The regulatory agency required a relatively quick transition period, during which the seller provided support to the divested business in order to ensure it remained viable for the short term. In addition, for a period of several years after the financial close, the company divesting the business was required to continue to source, analyze and update the drug information in both databases utilizing specialized pharmacists and editors.
The challenges faced involved the following issues:
- People Issues - Selection process of designated employees to enable both companies to remain viable and competitive, perceived gaps in capabilities between the organizations, employee non-solicitation by buyer and seller, employee communication, and the physical separation of the two staffs
- Technology Issues – Varying levels of Information Technology experience and expertise between the two companies and a complex Information Technology transition; required development of comparable, independent products where the product lines had become rationalized
- Management Issues – Agreements between the parties were frequently open to interpretation. Communications between the two companies were made all the more difficult by the fact that they were now competitors, which became a major barrier for some individuals to overcome
- Shared Editorial - The databases were disparate in structure and the medical information entered was subject to different editorial policies. Additionally, there were differences in content due to database design
- Complex product - The product consisted of 25 modules, one of which managed over 2 million records. Monitoring the editorial requirements was a significant task
- Competition - An assessment of the impact on competition could not take place in the near term due to strict customer non-solicitation requirements on the divesting company

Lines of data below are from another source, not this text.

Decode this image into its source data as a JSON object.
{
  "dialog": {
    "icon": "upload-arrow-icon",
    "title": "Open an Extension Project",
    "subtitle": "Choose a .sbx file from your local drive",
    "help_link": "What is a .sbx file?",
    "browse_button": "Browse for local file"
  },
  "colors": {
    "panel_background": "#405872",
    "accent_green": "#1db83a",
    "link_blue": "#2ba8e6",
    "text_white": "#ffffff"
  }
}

R. Shermer & Company’s role began as Interim Monitor. During this “Pre-Close” phase, the team reviewed the various agreements being drafted, performed a detailed analysis of the information systems involved (including required product development), reviewed the company’s staff allocation, analyzed employee benefits, developed a preliminary process to monitor the editorial function, and created a detailed work plan for the next phase. After appointment as Monitor, transition activities began. During this phase, the team focused on compliance and on transition-planning activities. Numerous issues involving employee non-solicitation, the information systems transition, facilities and infrastructure relocation, content parity, the deposit of escrow materials, and customer non-solicitation were identified and resolved. The third phase “Shared Support” focused on compliance reporting, issue resolution, addressing employee concerns, the monitoring of shared service support, and customer interaction. The final phase “Second Transition” monitored the separation of the shared service functions as the buyer and seller severed ties with one another.
BENEFITS & LESSONS LEARNED
The Monitor was an independent party selected by the seller and appointed by the regulatory agency. With functional experience in information technology, operations, marketing, finance and a strong background in most facets of the pharmaceutical value chain, the Monitor was well positioned to support both the seller and the buyer during this period. When asked about the principal benefits of having a Monitor in place, representatives of the companies involved had the following comments:
- "The relationship has been very beneficial…in the sense you have been willing to listen, and not just assume that what you’ve been told in the past is fact"
- "Hugely beneficial…kept us focused on the right issues"
- "Feedback given to the FTC about actions of both the buyer and the seller, as well as the processes you have to monitor us, have proven very useful, it helped keep us in check "
- “By checking on us, our obligations have been reinforced time and time again"